## Work to complete
Write out the listing verbatim. No pictures belong in it.

## Data for analysis
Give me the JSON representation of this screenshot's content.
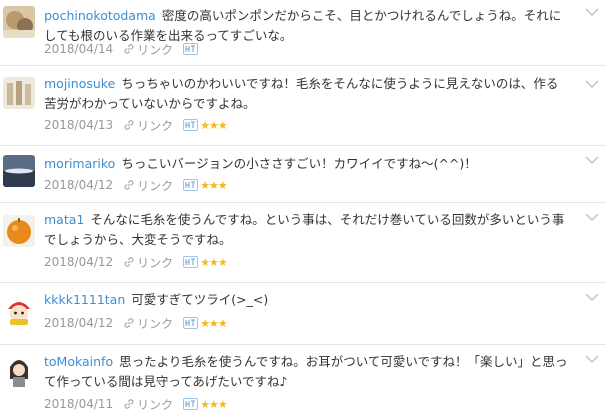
{
  "comments": [
    {
      "username": "pochinokotodama",
      "text": "密度の高いポンポンだからこそ、目とかつけれるんでしょうね。それにしても根のいる作業を出来るってすごいな。",
      "date": "2018/04/14",
      "link_label": "リンク",
      "stars": ""
    },
    {
      "username": "mojinosuke",
      "text": "ちっちゃいのかわいいですね！毛糸をそんなに使うように見えないのは、作る苦労がわかっていないからですよね。",
      "date": "2018/04/13",
      "link_label": "リンク",
      "stars": "★★★"
    },
    {
      "username": "morimariko",
      "text": "ちっこいバージョンの小ささすごい！カワイイですね〜(^^)！",
      "date": "2018/04/12",
      "link_label": "リンク",
      "stars": "★★★"
    },
    {
      "username": "mata1",
      "text": "そんなに毛糸を使うんですね。という事は、それだけ巻いている回数が多いという事でしょうから、大変そうですね。",
      "date": "2018/04/12",
      "link_label": "リンク",
      "stars": "★★★"
    },
    {
      "username": "kkkk1111tan",
      "text": "可愛すぎてツライ(>_<)",
      "date": "2018/04/12",
      "link_label": "リンク",
      "stars": "★★★"
    },
    {
      "username": "toMokainfo",
      "text": "思ったより毛糸を使うんですね。お耳がついて可愛いですね！「楽しい」と思って作っている間は見守ってあげたいですね♪",
      "date": "2018/04/11",
      "link_label": "リンク",
      "stars": "★★★"
    }
  ]
}
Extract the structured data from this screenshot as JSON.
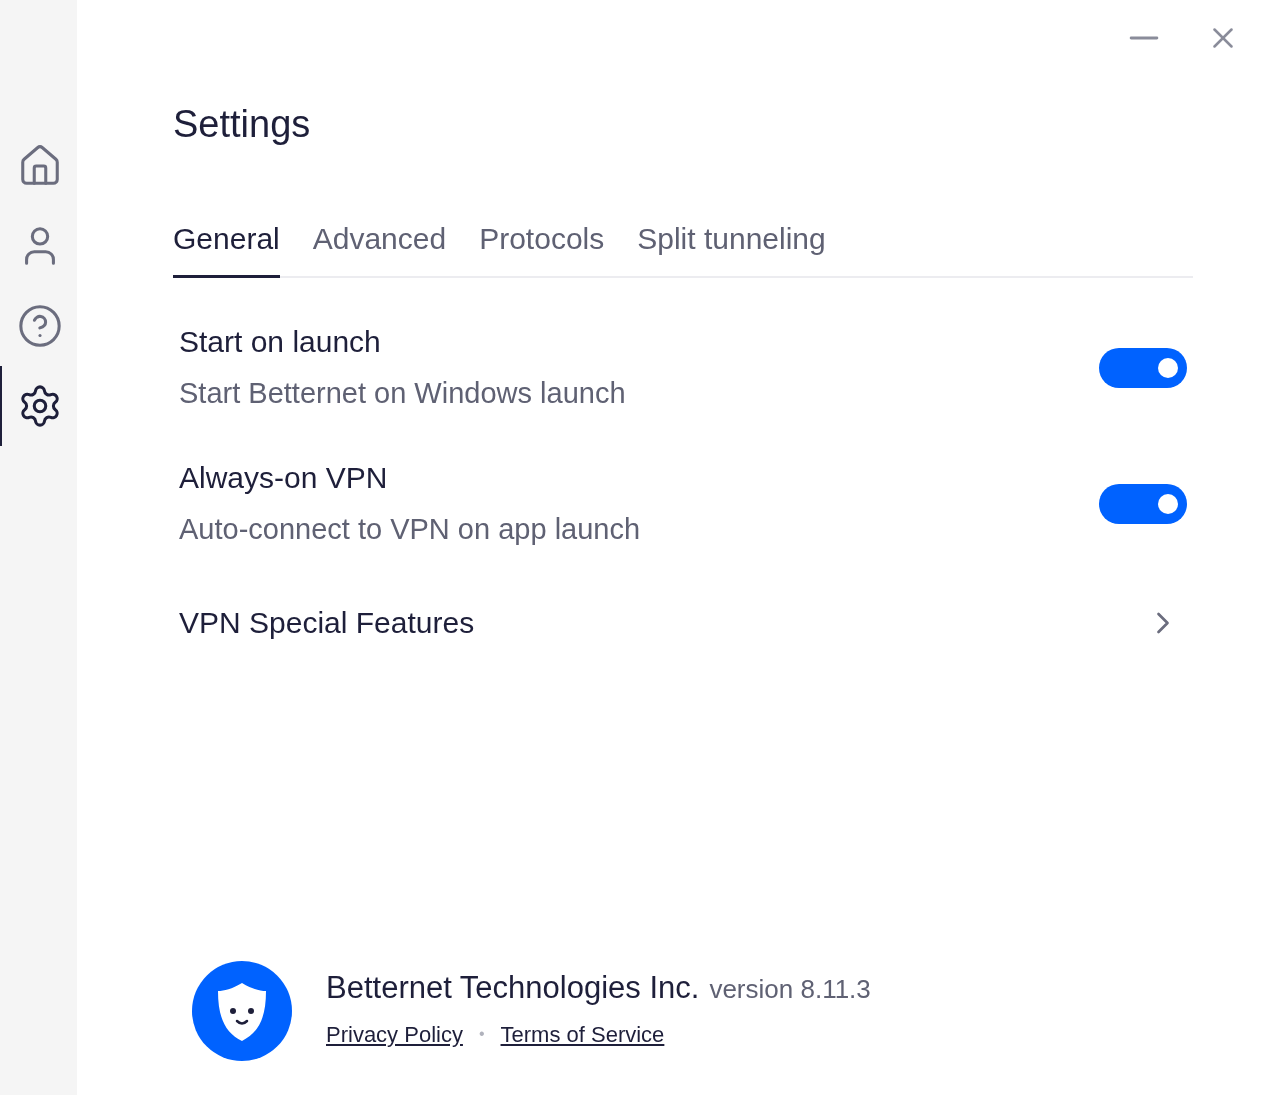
{
  "sidebar": {
    "items": [
      {
        "kind": "home",
        "selected": false
      },
      {
        "kind": "account",
        "selected": false
      },
      {
        "kind": "help",
        "selected": false
      },
      {
        "kind": "settings",
        "selected": true
      }
    ]
  },
  "title": "Settings",
  "tabs": [
    {
      "label": "General",
      "selected": true
    },
    {
      "label": "Advanced",
      "selected": false
    },
    {
      "label": "Protocols",
      "selected": false
    },
    {
      "label": "Split tunneling",
      "selected": false
    }
  ],
  "settings": [
    {
      "kind": "toggle",
      "title": "Start on launch",
      "description": "Start Betternet on Windows launch",
      "on": true
    },
    {
      "kind": "toggle",
      "title": "Always-on VPN",
      "description": "Auto-connect to VPN on app launch",
      "on": true
    },
    {
      "kind": "link",
      "title": "VPN Special Features"
    }
  ],
  "footer": {
    "company": "Betternet Technologies Inc.",
    "version": "version 8.11.3",
    "links": [
      "Privacy Policy",
      "Terms of Service"
    ],
    "separator": "•"
  }
}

## Expected answer
Give me the JSON representation of this screenshot's content.
{
  "comments": [
    {
      "username": "pochinokotodama",
      "text": "密度の高いポンポンだからこそ、目とかつけれるんでしょうね。それにしても根のいる作業を出来るってすごいな。",
      "date": "2018/04/14",
      "link_label": "リンク",
      "stars": ""
    },
    {
      "username": "mojinosuke",
      "text": "ちっちゃいのかわいいですね！毛糸をそんなに使うように見えないのは、作る苦労がわかっていないからですよね。",
      "date": "2018/04/13",
      "link_label": "リンク",
      "stars": "★★★"
    },
    {
      "username": "morimariko",
      "text": "ちっこいバージョンの小ささすごい！カワイイですね〜(^^)！",
      "date": "2018/04/12",
      "link_label": "リンク",
      "stars": "★★★"
    },
    {
      "username": "mata1",
      "text": "そんなに毛糸を使うんですね。という事は、それだけ巻いている回数が多いという事でしょうから、大変そうですね。",
      "date": "2018/04/12",
      "link_label": "リンク",
      "stars": "★★★"
    },
    {
      "username": "kkkk1111tan",
      "text": "可愛すぎてツライ(>_<)",
      "date": "2018/04/12",
      "link_label": "リンク",
      "stars": "★★★"
    },
    {
      "username": "toMokainfo",
      "text": "思ったより毛糸を使うんですね。お耳がついて可愛いですね！「楽しい」と思って作っている間は見守ってあげたいですね♪",
      "date": "2018/04/11",
      "link_label": "リンク",
      "stars": "★★★"
    }
  ]
}
Extract the structured data from this screenshot as JSON.
{
  "sidebar": {
    "items": [
      {
        "kind": "home",
        "selected": false
      },
      {
        "kind": "account",
        "selected": false
      },
      {
        "kind": "help",
        "selected": false
      },
      {
        "kind": "settings",
        "selected": true
      }
    ]
  },
  "title": "Settings",
  "tabs": [
    {
      "label": "General",
      "selected": true
    },
    {
      "label": "Advanced",
      "selected": false
    },
    {
      "label": "Protocols",
      "selected": false
    },
    {
      "label": "Split tunneling",
      "selected": false
    }
  ],
  "settings": [
    {
      "kind": "toggle",
      "title": "Start on launch",
      "description": "Start Betternet on Windows launch",
      "on": true
    },
    {
      "kind": "toggle",
      "title": "Always-on VPN",
      "description": "Auto-connect to VPN on app launch",
      "on": true
    },
    {
      "kind": "link",
      "title": "VPN Special Features"
    }
  ],
  "footer": {
    "company": "Betternet Technologies Inc.",
    "version": "version 8.11.3",
    "links": [
      "Privacy Policy",
      "Terms of Service"
    ],
    "separator": "•"
  }
}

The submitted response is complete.